Stieg Larsson’s tale is rightfully on the bestseller list. I doubt anyone reading this has not heard of “The Girl With The Dragon Tattoo,” either the book or the movie. This is the first in “The Millennium Trilogy”, but what I like to call the Lisbeth Salander series. Larsson’s meticulously plotted first book is intriguing in both the characters and situations created.
The effort Larsson put into this book shows what someone can do who has a story to tell. Each character in “…Tattoo” leaps from the pages to take on a life after the reader has finished the last chapter. I would like to read through this book again academically to see just how the plot fits into the standard plot structures.
Lisbeth Salander and Mikael Blomkvist share the stage as protagonists. Each one has their own subplot to the main story which brings the two of them together. A wealthy businessman, Henrik Vanger, whose time on the world stage is waning brings Blomkvist to the far north of Sweden to investigate his niece’s disappearance forty years prior. Blomkvist then brings Salander in as an expert researcher to aid him.
The main hindrance to Blomkvist’s investigation is the rest of the Vanger clan and time itself. So many are the family that Larsson includes a brief family tree at the beginning of the book. Some of the Vanger family are friendly enough toward Blomkvist and his efforts to uncover the fate of Henrik’s niece, while others are openly hostile.
Larsson’s descriptions are rich and vivid. At the risk of sounding cliché, he paints pictures with words allowing even those unfamiliar with Swedish cities or society to step into their story. As a highlight to Larsson’s storytelling, he had a gift with dialogue. Each character’s words take on their own voice in your head as you read. For me, I could hear the individual voices each character would have. I say this having not seen the movie to help my imagination.
I have debated picking up the next two books in the series partially because I know Larsson passed in 2004 and will not be producing any more stories such as this. But, also because I feel that I got to know the characters in this book and do not wish to see them embroiled in any further conflict.
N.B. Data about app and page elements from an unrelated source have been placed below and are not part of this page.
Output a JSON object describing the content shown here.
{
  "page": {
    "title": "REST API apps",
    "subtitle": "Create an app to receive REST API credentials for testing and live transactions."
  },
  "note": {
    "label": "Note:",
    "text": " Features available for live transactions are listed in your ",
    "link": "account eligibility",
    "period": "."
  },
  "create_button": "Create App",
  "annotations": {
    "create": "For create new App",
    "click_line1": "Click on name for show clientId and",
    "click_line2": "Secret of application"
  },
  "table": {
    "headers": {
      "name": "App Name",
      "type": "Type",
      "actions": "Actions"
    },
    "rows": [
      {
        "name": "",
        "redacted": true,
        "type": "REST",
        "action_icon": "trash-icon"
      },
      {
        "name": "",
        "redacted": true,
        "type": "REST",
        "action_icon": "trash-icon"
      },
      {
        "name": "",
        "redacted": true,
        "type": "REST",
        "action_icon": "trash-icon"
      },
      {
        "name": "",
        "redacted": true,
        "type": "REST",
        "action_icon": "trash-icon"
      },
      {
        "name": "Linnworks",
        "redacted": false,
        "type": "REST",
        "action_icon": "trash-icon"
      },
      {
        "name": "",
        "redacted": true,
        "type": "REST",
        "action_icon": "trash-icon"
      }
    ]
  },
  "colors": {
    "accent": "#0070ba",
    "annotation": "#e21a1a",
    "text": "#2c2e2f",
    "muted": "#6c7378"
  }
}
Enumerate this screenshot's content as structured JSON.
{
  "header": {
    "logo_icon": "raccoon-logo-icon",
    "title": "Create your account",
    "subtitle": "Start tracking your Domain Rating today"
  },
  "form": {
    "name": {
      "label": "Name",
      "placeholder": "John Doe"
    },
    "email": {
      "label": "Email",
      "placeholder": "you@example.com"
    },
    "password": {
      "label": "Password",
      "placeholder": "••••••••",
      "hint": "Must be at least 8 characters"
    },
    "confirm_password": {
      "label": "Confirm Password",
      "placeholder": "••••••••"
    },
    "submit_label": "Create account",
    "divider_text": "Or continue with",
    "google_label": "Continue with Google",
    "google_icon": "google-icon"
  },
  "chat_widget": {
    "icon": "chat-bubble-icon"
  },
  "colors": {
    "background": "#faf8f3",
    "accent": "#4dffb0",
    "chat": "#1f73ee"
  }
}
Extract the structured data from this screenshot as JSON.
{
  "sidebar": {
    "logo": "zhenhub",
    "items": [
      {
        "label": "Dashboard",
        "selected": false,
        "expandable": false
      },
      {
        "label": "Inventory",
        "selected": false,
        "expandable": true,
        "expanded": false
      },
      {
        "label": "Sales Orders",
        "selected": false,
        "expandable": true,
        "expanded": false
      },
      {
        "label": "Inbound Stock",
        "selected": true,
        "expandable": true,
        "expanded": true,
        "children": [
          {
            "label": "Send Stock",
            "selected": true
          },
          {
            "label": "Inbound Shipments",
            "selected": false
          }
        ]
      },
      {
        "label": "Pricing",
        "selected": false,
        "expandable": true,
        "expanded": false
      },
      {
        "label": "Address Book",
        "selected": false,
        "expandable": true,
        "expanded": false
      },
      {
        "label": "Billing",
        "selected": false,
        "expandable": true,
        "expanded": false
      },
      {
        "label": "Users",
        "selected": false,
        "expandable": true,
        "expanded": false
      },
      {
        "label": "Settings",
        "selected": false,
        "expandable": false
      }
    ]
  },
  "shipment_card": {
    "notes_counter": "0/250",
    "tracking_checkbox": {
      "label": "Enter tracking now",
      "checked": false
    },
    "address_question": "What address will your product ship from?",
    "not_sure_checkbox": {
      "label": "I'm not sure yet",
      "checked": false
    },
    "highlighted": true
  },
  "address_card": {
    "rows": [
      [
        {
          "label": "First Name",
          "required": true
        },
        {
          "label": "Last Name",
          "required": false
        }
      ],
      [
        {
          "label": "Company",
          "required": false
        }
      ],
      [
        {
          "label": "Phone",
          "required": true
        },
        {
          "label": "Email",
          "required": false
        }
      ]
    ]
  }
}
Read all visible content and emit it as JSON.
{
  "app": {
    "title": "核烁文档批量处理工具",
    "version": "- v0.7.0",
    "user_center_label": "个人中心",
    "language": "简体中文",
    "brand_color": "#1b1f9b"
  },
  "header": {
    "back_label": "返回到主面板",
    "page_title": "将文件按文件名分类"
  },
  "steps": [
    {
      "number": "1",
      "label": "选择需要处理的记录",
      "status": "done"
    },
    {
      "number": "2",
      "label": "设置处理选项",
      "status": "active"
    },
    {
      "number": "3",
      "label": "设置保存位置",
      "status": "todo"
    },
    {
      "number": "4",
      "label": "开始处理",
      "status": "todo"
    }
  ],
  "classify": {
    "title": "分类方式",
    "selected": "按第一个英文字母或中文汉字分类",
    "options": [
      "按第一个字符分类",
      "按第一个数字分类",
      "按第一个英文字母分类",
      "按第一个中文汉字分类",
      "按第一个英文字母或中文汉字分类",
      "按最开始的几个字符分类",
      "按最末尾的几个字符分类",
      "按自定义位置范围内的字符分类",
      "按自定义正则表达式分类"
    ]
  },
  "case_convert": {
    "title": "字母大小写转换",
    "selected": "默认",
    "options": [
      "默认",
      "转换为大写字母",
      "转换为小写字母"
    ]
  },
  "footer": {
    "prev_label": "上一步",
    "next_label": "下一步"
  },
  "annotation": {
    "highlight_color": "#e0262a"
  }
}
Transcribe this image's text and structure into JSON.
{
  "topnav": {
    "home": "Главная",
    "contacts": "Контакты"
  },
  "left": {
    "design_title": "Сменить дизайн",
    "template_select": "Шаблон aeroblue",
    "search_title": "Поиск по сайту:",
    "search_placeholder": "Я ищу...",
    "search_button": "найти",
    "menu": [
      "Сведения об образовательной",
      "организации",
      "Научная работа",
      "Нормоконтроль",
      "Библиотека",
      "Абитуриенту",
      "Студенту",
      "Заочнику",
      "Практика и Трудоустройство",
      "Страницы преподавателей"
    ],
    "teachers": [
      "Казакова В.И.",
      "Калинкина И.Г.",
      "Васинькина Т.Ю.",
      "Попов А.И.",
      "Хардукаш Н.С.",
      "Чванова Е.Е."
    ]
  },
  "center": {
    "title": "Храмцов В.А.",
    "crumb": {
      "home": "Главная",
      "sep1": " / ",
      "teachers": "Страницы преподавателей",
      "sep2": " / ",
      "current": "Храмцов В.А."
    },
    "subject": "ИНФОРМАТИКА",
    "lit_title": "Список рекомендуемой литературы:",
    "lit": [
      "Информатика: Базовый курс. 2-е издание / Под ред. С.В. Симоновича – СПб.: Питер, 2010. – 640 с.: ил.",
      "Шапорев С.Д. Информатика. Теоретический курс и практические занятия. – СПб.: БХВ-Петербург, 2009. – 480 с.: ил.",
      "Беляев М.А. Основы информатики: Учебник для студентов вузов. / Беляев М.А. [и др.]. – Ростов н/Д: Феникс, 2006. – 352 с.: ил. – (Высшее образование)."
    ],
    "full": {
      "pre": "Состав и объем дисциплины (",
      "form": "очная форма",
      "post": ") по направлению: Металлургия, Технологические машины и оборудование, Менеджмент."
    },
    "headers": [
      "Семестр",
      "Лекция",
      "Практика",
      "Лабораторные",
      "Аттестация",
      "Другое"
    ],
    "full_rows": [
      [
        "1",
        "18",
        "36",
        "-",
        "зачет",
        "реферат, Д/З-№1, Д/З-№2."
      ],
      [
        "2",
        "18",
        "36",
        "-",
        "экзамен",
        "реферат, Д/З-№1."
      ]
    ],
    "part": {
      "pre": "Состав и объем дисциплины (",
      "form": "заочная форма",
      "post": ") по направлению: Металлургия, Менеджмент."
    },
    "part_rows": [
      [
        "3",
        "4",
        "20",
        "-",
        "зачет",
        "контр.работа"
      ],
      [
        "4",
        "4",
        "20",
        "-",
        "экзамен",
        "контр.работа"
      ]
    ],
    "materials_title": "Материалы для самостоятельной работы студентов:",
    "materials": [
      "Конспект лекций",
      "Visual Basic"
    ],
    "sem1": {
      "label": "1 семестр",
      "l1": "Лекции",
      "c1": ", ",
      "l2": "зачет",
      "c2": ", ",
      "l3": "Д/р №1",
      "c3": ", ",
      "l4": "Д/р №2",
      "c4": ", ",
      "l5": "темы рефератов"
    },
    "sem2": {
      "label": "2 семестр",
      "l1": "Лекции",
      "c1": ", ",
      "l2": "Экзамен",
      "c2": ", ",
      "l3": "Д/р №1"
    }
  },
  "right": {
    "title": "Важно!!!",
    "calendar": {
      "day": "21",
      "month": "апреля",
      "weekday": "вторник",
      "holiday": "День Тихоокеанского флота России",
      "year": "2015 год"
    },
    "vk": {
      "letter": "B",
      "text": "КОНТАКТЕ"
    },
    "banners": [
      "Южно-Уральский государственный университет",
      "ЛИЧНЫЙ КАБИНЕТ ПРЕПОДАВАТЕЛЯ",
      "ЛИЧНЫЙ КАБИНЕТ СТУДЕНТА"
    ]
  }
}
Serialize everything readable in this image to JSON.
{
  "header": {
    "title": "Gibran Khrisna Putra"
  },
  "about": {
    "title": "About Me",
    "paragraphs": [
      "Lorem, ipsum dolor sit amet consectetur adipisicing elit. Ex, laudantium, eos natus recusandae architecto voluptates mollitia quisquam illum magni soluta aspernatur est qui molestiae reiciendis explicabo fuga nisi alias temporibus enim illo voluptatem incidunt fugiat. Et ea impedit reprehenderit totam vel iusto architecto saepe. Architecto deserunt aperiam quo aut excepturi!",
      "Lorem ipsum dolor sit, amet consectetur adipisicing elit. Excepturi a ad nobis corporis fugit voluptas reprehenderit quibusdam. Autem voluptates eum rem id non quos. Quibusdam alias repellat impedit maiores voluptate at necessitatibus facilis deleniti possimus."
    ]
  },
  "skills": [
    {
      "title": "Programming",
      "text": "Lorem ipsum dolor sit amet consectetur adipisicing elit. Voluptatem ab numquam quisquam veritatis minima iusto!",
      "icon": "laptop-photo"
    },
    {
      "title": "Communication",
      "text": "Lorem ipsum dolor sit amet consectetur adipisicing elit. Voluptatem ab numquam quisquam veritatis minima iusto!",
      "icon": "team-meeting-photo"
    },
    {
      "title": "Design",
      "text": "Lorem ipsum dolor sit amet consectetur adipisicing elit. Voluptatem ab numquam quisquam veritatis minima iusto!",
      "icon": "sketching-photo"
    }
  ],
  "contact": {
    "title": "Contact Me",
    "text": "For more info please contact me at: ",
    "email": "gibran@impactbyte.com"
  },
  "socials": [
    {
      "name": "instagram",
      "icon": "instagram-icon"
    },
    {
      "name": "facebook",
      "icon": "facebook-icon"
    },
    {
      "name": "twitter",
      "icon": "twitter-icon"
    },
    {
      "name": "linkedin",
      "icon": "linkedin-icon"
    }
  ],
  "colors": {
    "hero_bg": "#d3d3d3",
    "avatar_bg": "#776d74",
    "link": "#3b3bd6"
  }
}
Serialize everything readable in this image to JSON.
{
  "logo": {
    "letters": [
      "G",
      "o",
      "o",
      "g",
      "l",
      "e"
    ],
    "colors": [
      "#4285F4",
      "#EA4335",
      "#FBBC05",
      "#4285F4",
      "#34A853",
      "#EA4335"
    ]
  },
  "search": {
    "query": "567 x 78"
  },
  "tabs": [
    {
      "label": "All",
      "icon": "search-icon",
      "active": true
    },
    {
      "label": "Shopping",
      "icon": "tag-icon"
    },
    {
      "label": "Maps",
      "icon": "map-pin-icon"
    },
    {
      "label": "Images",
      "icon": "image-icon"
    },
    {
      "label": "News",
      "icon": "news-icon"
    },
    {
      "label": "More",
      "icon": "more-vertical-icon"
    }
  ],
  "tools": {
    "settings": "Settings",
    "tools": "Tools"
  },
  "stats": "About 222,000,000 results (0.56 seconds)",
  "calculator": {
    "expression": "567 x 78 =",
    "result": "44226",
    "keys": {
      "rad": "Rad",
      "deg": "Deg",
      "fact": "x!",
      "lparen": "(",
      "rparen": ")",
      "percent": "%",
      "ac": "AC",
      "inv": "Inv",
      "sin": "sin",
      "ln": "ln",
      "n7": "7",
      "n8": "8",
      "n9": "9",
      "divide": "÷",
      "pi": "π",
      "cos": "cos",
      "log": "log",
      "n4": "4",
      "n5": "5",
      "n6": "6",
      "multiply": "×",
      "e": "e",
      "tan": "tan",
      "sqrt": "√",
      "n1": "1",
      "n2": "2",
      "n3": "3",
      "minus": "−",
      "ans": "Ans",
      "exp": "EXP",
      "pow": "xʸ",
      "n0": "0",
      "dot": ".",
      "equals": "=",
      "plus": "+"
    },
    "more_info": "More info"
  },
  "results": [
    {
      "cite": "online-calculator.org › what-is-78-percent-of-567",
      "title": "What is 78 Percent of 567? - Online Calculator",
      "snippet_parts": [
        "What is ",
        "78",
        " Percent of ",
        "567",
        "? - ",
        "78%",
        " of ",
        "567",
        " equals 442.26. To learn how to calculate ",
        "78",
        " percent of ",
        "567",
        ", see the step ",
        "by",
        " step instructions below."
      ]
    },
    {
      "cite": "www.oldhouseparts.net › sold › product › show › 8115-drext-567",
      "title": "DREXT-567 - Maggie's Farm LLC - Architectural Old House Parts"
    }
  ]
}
In the end, I wholeheartedly recommend this book. I normally rate books on my 1 to 5 flag scale, but this one, I’m going to go a step beyond and give it six. Go read this book.